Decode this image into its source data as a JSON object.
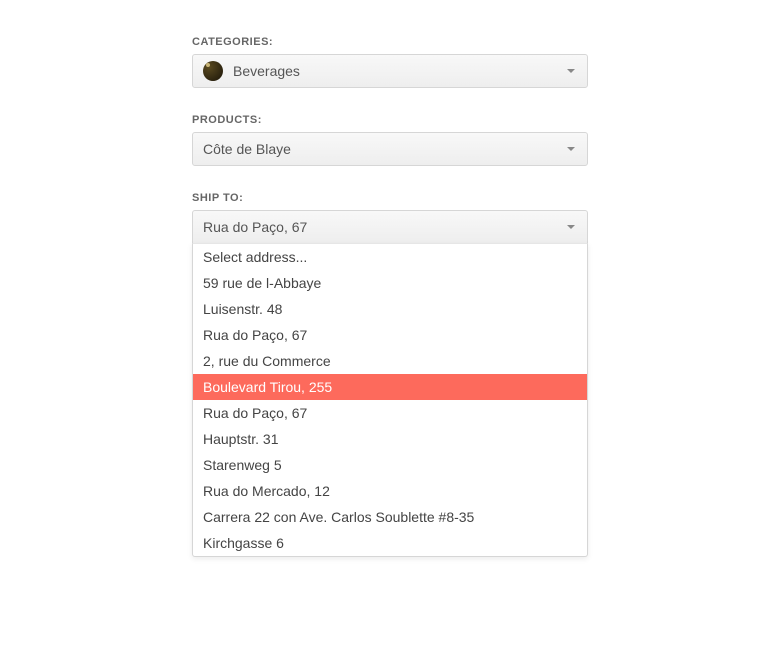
{
  "categories": {
    "label": "CATEGORIES:",
    "selected": "Beverages"
  },
  "products": {
    "label": "PRODUCTS:",
    "selected": "Côte de Blaye"
  },
  "ship_to": {
    "label": "SHIP TO:",
    "selected": "Rua do Paço, 67",
    "highlight_index": 5,
    "options": [
      "Select address...",
      "59 rue de l-Abbaye",
      "Luisenstr. 48",
      "Rua do Paço, 67",
      "2, rue du Commerce",
      "Boulevard Tirou, 255",
      "Rua do Paço, 67",
      "Hauptstr. 31",
      "Starenweg 5",
      "Rua do Mercado, 12",
      "Carrera 22 con Ave. Carlos Soublette #8-35",
      "Kirchgasse 6"
    ]
  }
}
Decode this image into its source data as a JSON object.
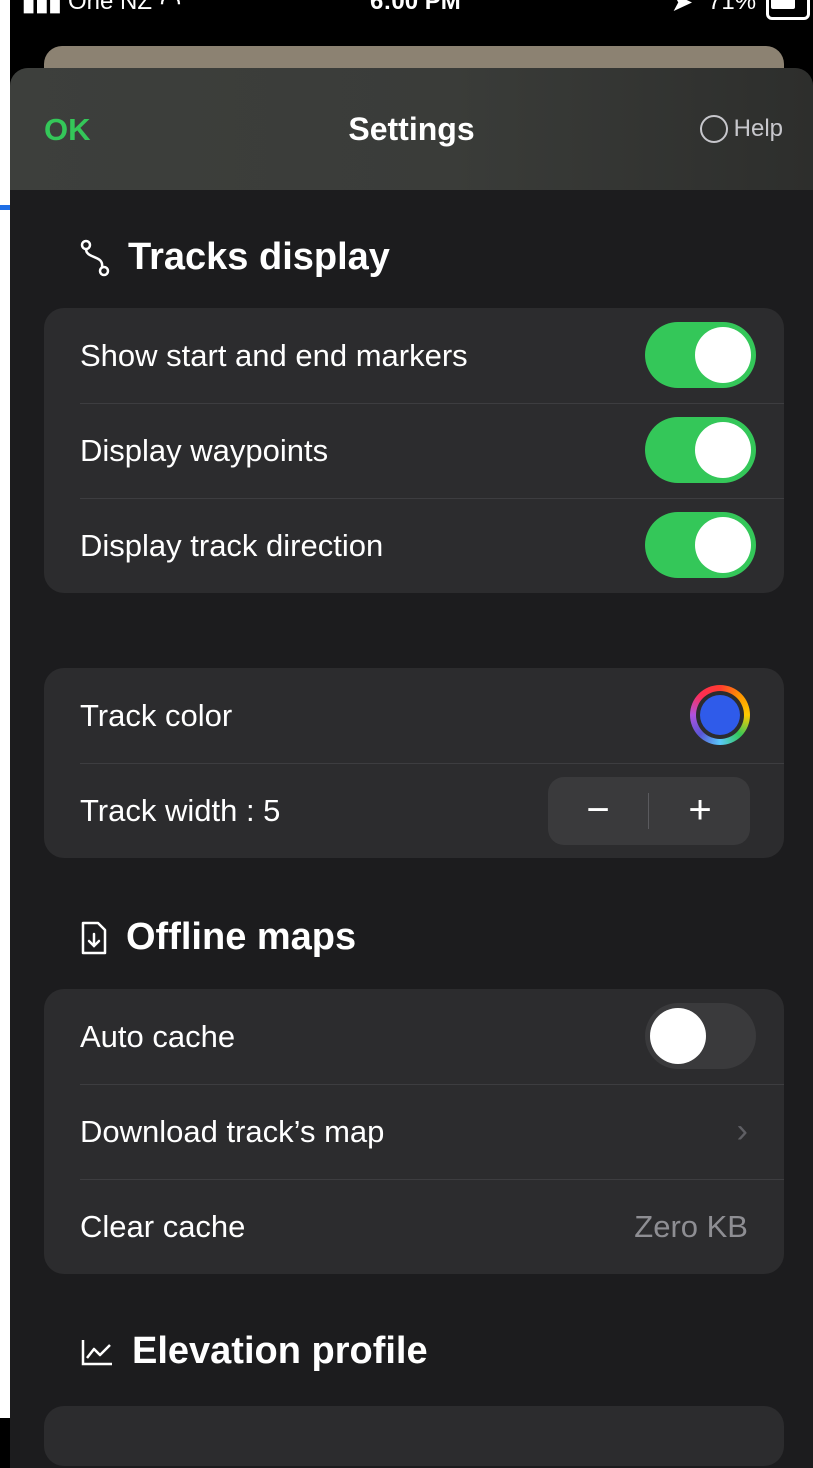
{
  "status_bar": {
    "signal": "▮▮▮",
    "carrier": "One NZ",
    "wifi": "◠",
    "time": "6:00 PM",
    "location": "➤",
    "battery": "71%"
  },
  "nav": {
    "ok_label": "OK",
    "title": "Settings",
    "help_label": "Help"
  },
  "tracks_display": {
    "title": "Tracks display",
    "icon": "route-icon",
    "toggles": [
      {
        "label": "Show start and end markers",
        "on": true
      },
      {
        "label": "Display waypoints",
        "on": true
      },
      {
        "label": "Display track direction",
        "on": true
      }
    ]
  },
  "track_style": {
    "color_label": "Track color",
    "color_value": "#2f5bea",
    "width_label": "Track width : 5",
    "width_value": 5,
    "minus_label": "−",
    "plus_label": "+"
  },
  "offline_maps": {
    "title": "Offline maps",
    "icon": "document-download-icon",
    "auto_cache_label": "Auto cache",
    "auto_cache_on": false,
    "download_label": "Download track’s map",
    "chevron": "›",
    "clear_cache_label": "Clear cache",
    "clear_cache_value": "Zero KB"
  },
  "elevation_profile": {
    "title": "Elevation profile",
    "icon": "chart-line-icon"
  },
  "colors": {
    "accent_green": "#34c759",
    "background": "#1c1c1e",
    "group_background": "#2c2c2e"
  }
}
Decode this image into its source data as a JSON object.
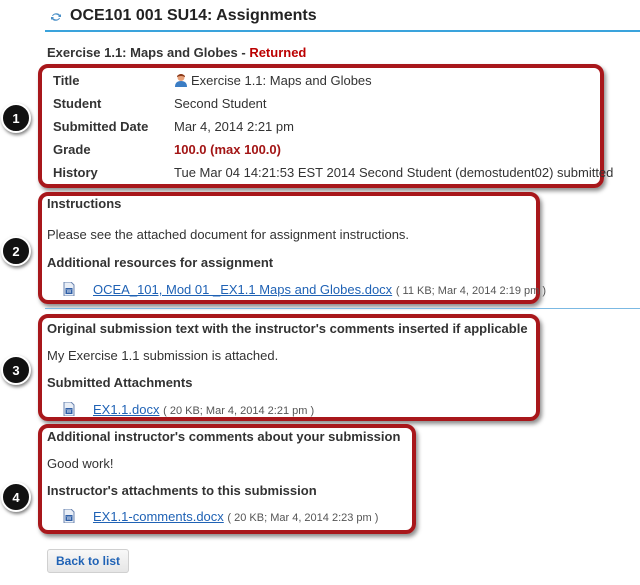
{
  "page": {
    "site_title": "OCE101 001 SU14: Assignments",
    "assignment_title": "Exercise 1.1: Maps and Globes",
    "title_separator": " - ",
    "assignment_status": "Returned"
  },
  "details": {
    "rows": [
      {
        "label": "Title",
        "value": "Exercise 1.1: Maps and Globes"
      },
      {
        "label": "Student",
        "value": "Second Student"
      },
      {
        "label": "Submitted Date",
        "value": "Mar 4, 2014 2:21 pm"
      },
      {
        "label": "Grade",
        "value": "100.0 (max 100.0)"
      },
      {
        "label": "History",
        "value": "Tue Mar 04 14:21:53 EST 2014 Second Student (demostudent02) submitted"
      }
    ]
  },
  "instructions": {
    "heading": "Instructions",
    "text": "Please see the attached document for assignment instructions.",
    "resources_heading": "Additional resources for assignment",
    "attachment": {
      "name": "OCEA_101, Mod 01 _EX1.1 Maps and Globes.docx",
      "meta": "( 11 KB; Mar 4, 2014 2:19 pm )"
    }
  },
  "submission": {
    "heading": "Original submission text with the instructor's comments inserted if applicable",
    "text": "My Exercise 1.1 submission is attached.",
    "attachments_heading": "Submitted Attachments",
    "attachment": {
      "name": "EX1.1.docx",
      "meta": "( 20 KB; Mar 4, 2014 2:21 pm )"
    }
  },
  "feedback": {
    "heading": "Additional instructor's comments about your submission",
    "text": "Good work!",
    "attachments_heading": "Instructor's attachments to this submission",
    "attachment": {
      "name": "EX1.1-comments.docx",
      "meta": "( 20 KB; Mar 4, 2014 2:23 pm )"
    }
  },
  "callouts": [
    "1",
    "2",
    "3",
    "4"
  ],
  "buttons": {
    "back": "Back to list"
  },
  "icons": {
    "reset": "reset-arrows-icon",
    "student": "student-avatar-icon",
    "doc": "word-document-icon"
  },
  "colors": {
    "highlight": "#a8171b",
    "status": "#b00000",
    "link": "#1f62b5",
    "rule": "#3aa3dc"
  }
}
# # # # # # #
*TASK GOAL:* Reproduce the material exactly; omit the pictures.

*EXERCISE ANSWER:*
Decode this image into its source data as a JSON object.
{
  "categories": {
    "label": "CATEGORIES:",
    "selected": "Beverages"
  },
  "products": {
    "label": "PRODUCTS:",
    "selected": "Côte de Blaye"
  },
  "ship_to": {
    "label": "SHIP TO:",
    "selected": "Rua do Paço, 67",
    "highlight_index": 5,
    "options": [
      "Select address...",
      "59 rue de l-Abbaye",
      "Luisenstr. 48",
      "Rua do Paço, 67",
      "2, rue du Commerce",
      "Boulevard Tirou, 255",
      "Rua do Paço, 67",
      "Hauptstr. 31",
      "Starenweg 5",
      "Rua do Mercado, 12",
      "Carrera 22 con Ave. Carlos Soublette #8-35",
      "Kirchgasse 6"
    ]
  }
}
Decode this image into its source data as a JSON object.
{
  "status_bar": {
    "signal": "▮▮▮",
    "carrier": "One NZ",
    "wifi": "◠",
    "time": "6:00 PM",
    "location": "➤",
    "battery": "71%"
  },
  "nav": {
    "ok_label": "OK",
    "title": "Settings",
    "help_label": "Help"
  },
  "tracks_display": {
    "title": "Tracks display",
    "icon": "route-icon",
    "toggles": [
      {
        "label": "Show start and end markers",
        "on": true
      },
      {
        "label": "Display waypoints",
        "on": true
      },
      {
        "label": "Display track direction",
        "on": true
      }
    ]
  },
  "track_style": {
    "color_label": "Track color",
    "color_value": "#2f5bea",
    "width_label": "Track width : 5",
    "width_value": 5,
    "minus_label": "−",
    "plus_label": "+"
  },
  "offline_maps": {
    "title": "Offline maps",
    "icon": "document-download-icon",
    "auto_cache_label": "Auto cache",
    "auto_cache_on": false,
    "download_label": "Download track’s map",
    "chevron": "›",
    "clear_cache_label": "Clear cache",
    "clear_cache_value": "Zero KB"
  },
  "elevation_profile": {
    "title": "Elevation profile",
    "icon": "chart-line-icon"
  },
  "colors": {
    "accent_green": "#34c759",
    "background": "#1c1c1e",
    "group_background": "#2c2c2e"
  }
}
Decode this image into its source data as a JSON object.
{
  "page": {
    "site_title": "OCE101 001 SU14: Assignments",
    "assignment_title": "Exercise 1.1: Maps and Globes",
    "title_separator": " - ",
    "assignment_status": "Returned"
  },
  "details": {
    "rows": [
      {
        "label": "Title",
        "value": "Exercise 1.1: Maps and Globes"
      },
      {
        "label": "Student",
        "value": "Second Student"
      },
      {
        "label": "Submitted Date",
        "value": "Mar 4, 2014 2:21 pm"
      },
      {
        "label": "Grade",
        "value": "100.0 (max 100.0)"
      },
      {
        "label": "History",
        "value": "Tue Mar 04 14:21:53 EST 2014 Second Student (demostudent02) submitted"
      }
    ]
  },
  "instructions": {
    "heading": "Instructions",
    "text": "Please see the attached document for assignment instructions.",
    "resources_heading": "Additional resources for assignment",
    "attachment": {
      "name": "OCEA_101, Mod 01 _EX1.1 Maps and Globes.docx",
      "meta": "( 11 KB; Mar 4, 2014 2:19 pm )"
    }
  },
  "submission": {
    "heading": "Original submission text with the instructor's comments inserted if applicable",
    "text": "My Exercise 1.1 submission is attached.",
    "attachments_heading": "Submitted Attachments",
    "attachment": {
      "name": "EX1.1.docx",
      "meta": "( 20 KB; Mar 4, 2014 2:21 pm )"
    }
  },
  "feedback": {
    "heading": "Additional instructor's comments about your submission",
    "text": "Good work!",
    "attachments_heading": "Instructor's attachments to this submission",
    "attachment": {
      "name": "EX1.1-comments.docx",
      "meta": "( 20 KB; Mar 4, 2014 2:23 pm )"
    }
  },
  "callouts": [
    "1",
    "2",
    "3",
    "4"
  ],
  "buttons": {
    "back": "Back to list"
  },
  "icons": {
    "reset": "reset-arrows-icon",
    "student": "student-avatar-icon",
    "doc": "word-document-icon"
  },
  "colors": {
    "highlight": "#a8171b",
    "status": "#b00000",
    "link": "#1f62b5",
    "rule": "#3aa3dc"
  }
}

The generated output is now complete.